• [Directions] Your task is to restate every entry below word for word and omit the images.

• [Material provided]
*** Begin section ***
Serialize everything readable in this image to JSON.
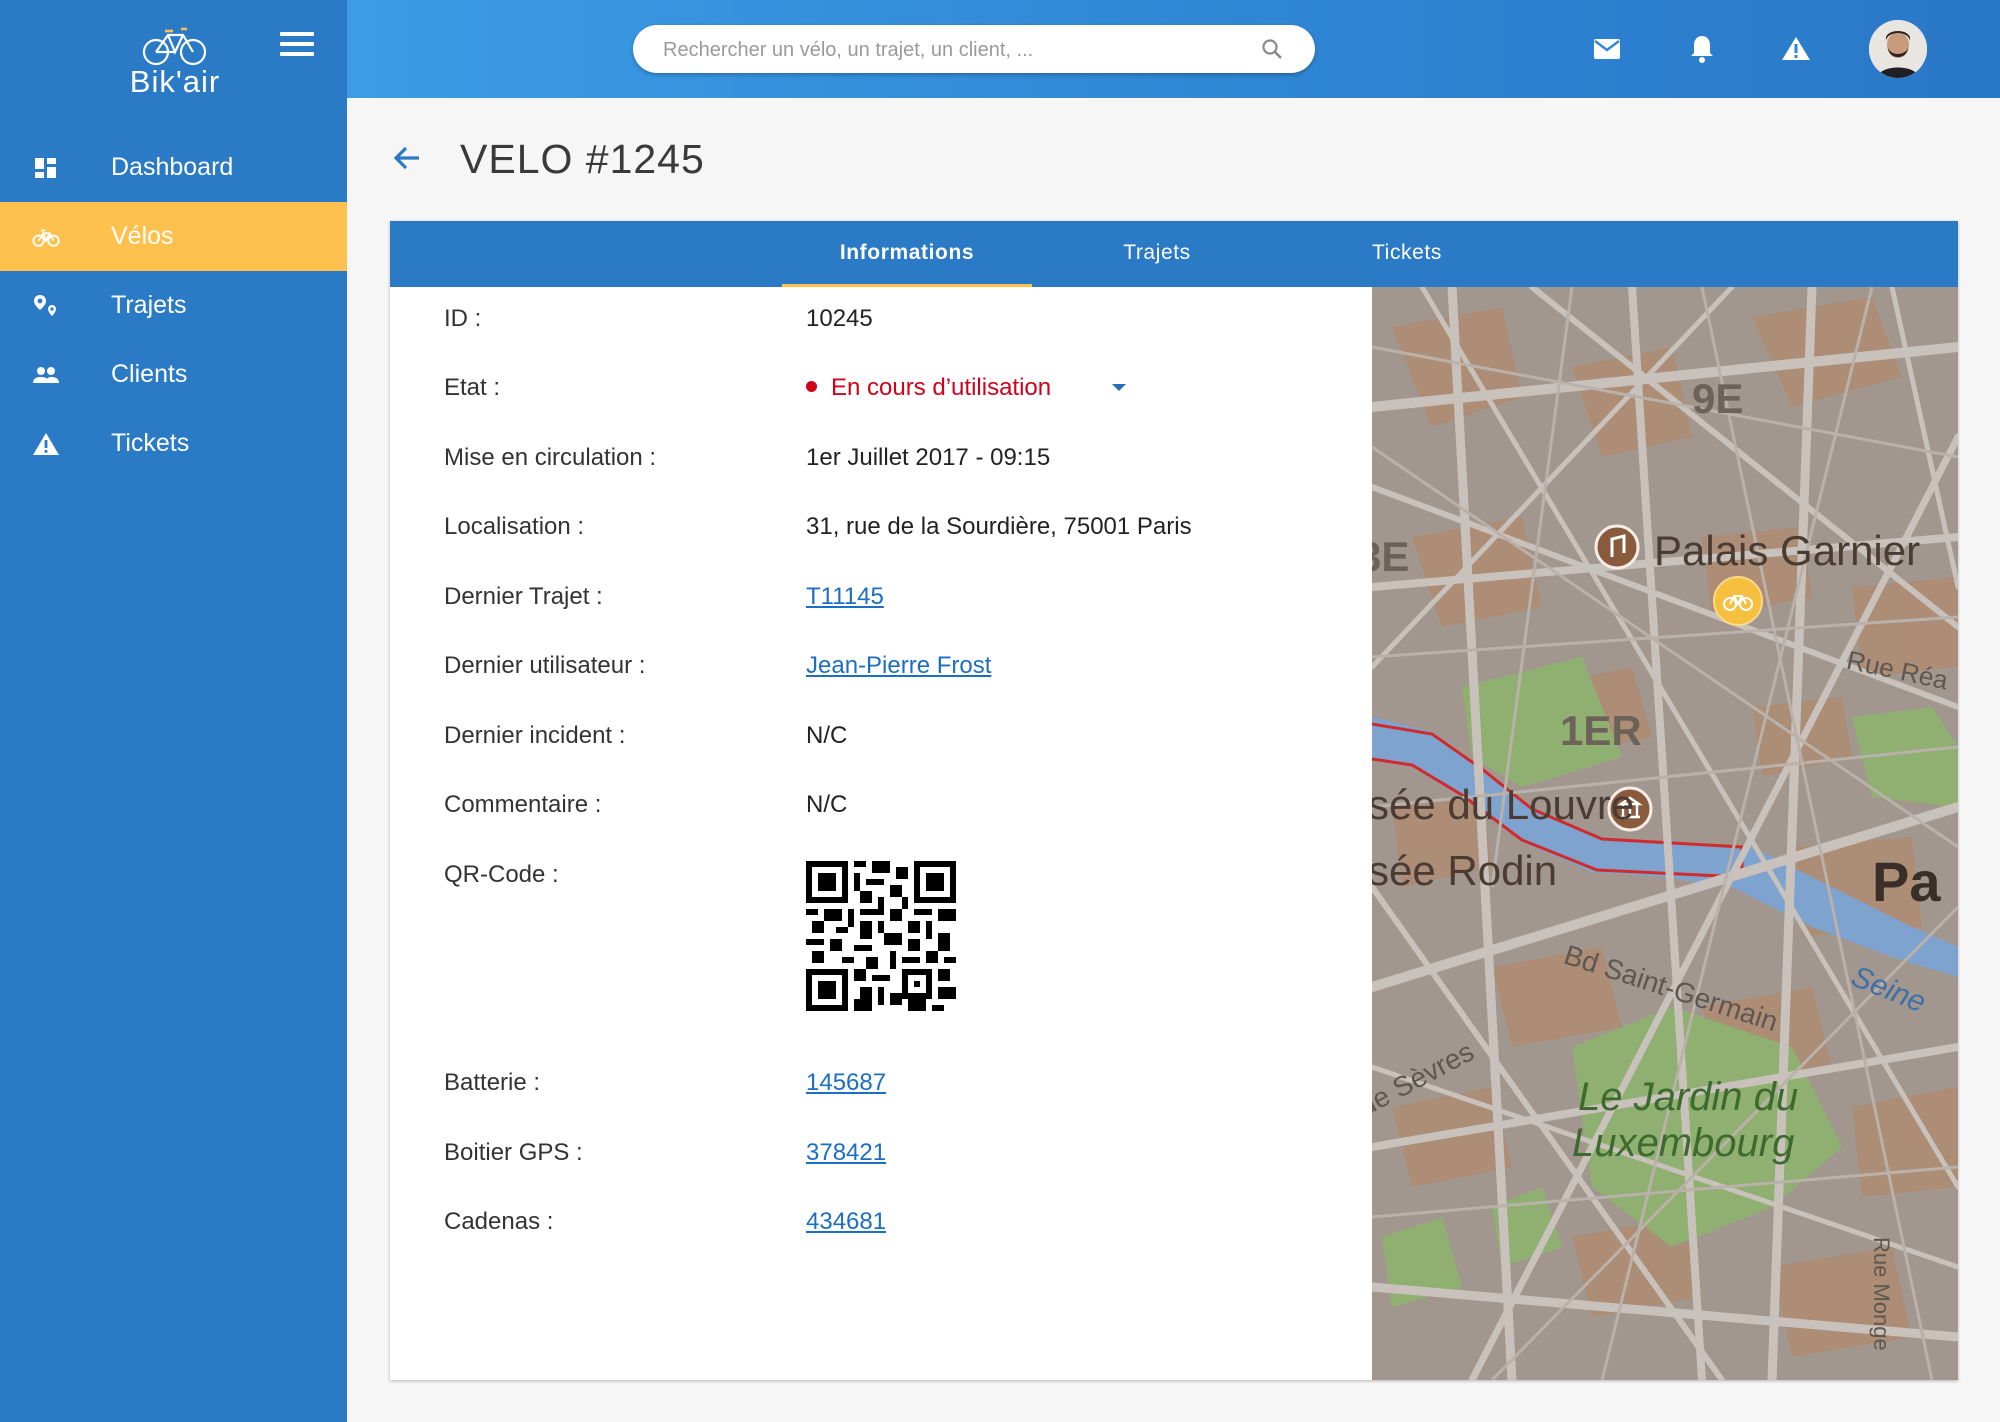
{
  "app": {
    "name": "Bik'air",
    "brand_color": "#2a7ac6",
    "accent_color": "#fec14e"
  },
  "sidebar": {
    "items": [
      {
        "label": "Dashboard",
        "icon": "dashboard-icon"
      },
      {
        "label": "Vélos",
        "icon": "bike-icon",
        "active": true
      },
      {
        "label": "Trajets",
        "icon": "route-pins-icon"
      },
      {
        "label": "Clients",
        "icon": "people-icon"
      },
      {
        "label": "Tickets",
        "icon": "warning-icon"
      }
    ]
  },
  "topbar": {
    "search_placeholder": "Rechercher un vélo, un trajet, un client, ...",
    "icons": [
      "mail-icon",
      "bell-icon",
      "warning-icon",
      "avatar"
    ]
  },
  "page": {
    "title": "VELO #1245"
  },
  "tabs": [
    {
      "label": "Informations",
      "active": true
    },
    {
      "label": "Trajets"
    },
    {
      "label": "Tickets"
    }
  ],
  "details": {
    "id": {
      "label": "ID :",
      "value": "10245"
    },
    "etat": {
      "label": "Etat :",
      "value": "En cours d’utilisation",
      "status_color": "#d0021b"
    },
    "mise": {
      "label": "Mise en circulation :",
      "value": "1er Juillet 2017 - 09:15"
    },
    "localisation": {
      "label": "Localisation :",
      "value": "31, rue de la Sourdière, 75001 Paris"
    },
    "dernier_trajet": {
      "label": "Dernier Trajet :",
      "value": "T11145"
    },
    "dernier_utilisateur": {
      "label": "Dernier utilisateur :",
      "value": "Jean-Pierre Frost"
    },
    "dernier_incident": {
      "label": "Dernier incident :",
      "value": "N/C"
    },
    "commentaire": {
      "label": "Commentaire :",
      "value": "N/C"
    },
    "qr": {
      "label": "QR-Code :"
    },
    "batterie": {
      "label": "Batterie :",
      "value": "145687"
    },
    "gps": {
      "label": "Boitier GPS :",
      "value": "378421"
    },
    "cadenas": {
      "label": "Cadenas :",
      "value": "434681"
    }
  },
  "map": {
    "labels": {
      "arr9": "9E",
      "arr8": "3E",
      "palais": "Palais Garnier",
      "rue_rea": "Rue Réa",
      "arr1": "1ER",
      "louvre": "sée du Louvre",
      "rodin": "sée Rodin",
      "paris": "Pa",
      "bd": "Bd Saint-Germain",
      "seine": "Seine",
      "sevres": "de Sèvres",
      "jardin1": "Le Jardin du",
      "jardin2": "Luxembourg",
      "rue_monge": "Rue Monge"
    }
  }
}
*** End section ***
• [Written answer]
Serialize everything readable in this image to JSON.
{
  "app": {
    "name": "Bik'air",
    "brand_color": "#2a7ac6",
    "accent_color": "#fec14e"
  },
  "sidebar": {
    "items": [
      {
        "label": "Dashboard",
        "icon": "dashboard-icon"
      },
      {
        "label": "Vélos",
        "icon": "bike-icon",
        "active": true
      },
      {
        "label": "Trajets",
        "icon": "route-pins-icon"
      },
      {
        "label": "Clients",
        "icon": "people-icon"
      },
      {
        "label": "Tickets",
        "icon": "warning-icon"
      }
    ]
  },
  "topbar": {
    "search_placeholder": "Rechercher un vélo, un trajet, un client, ...",
    "icons": [
      "mail-icon",
      "bell-icon",
      "warning-icon",
      "avatar"
    ]
  },
  "page": {
    "title": "VELO #1245"
  },
  "tabs": [
    {
      "label": "Informations",
      "active": true
    },
    {
      "label": "Trajets"
    },
    {
      "label": "Tickets"
    }
  ],
  "details": {
    "id": {
      "label": "ID :",
      "value": "10245"
    },
    "etat": {
      "label": "Etat :",
      "value": "En cours d’utilisation",
      "status_color": "#d0021b"
    },
    "mise": {
      "label": "Mise en circulation :",
      "value": "1er Juillet 2017 - 09:15"
    },
    "localisation": {
      "label": "Localisation :",
      "value": "31, rue de la Sourdière, 75001 Paris"
    },
    "dernier_trajet": {
      "label": "Dernier Trajet :",
      "value": "T11145"
    },
    "dernier_utilisateur": {
      "label": "Dernier utilisateur :",
      "value": "Jean-Pierre Frost"
    },
    "dernier_incident": {
      "label": "Dernier incident :",
      "value": "N/C"
    },
    "commentaire": {
      "label": "Commentaire :",
      "value": "N/C"
    },
    "qr": {
      "label": "QR-Code :"
    },
    "batterie": {
      "label": "Batterie :",
      "value": "145687"
    },
    "gps": {
      "label": "Boitier GPS :",
      "value": "378421"
    },
    "cadenas": {
      "label": "Cadenas :",
      "value": "434681"
    }
  },
  "map": {
    "labels": {
      "arr9": "9E",
      "arr8": "3E",
      "palais": "Palais Garnier",
      "rue_rea": "Rue Réa",
      "arr1": "1ER",
      "louvre": "sée du Louvre",
      "rodin": "sée Rodin",
      "paris": "Pa",
      "bd": "Bd Saint-Germain",
      "seine": "Seine",
      "sevres": "de Sèvres",
      "jardin1": "Le Jardin du",
      "jardin2": "Luxembourg",
      "rue_monge": "Rue Monge"
    }
  }
}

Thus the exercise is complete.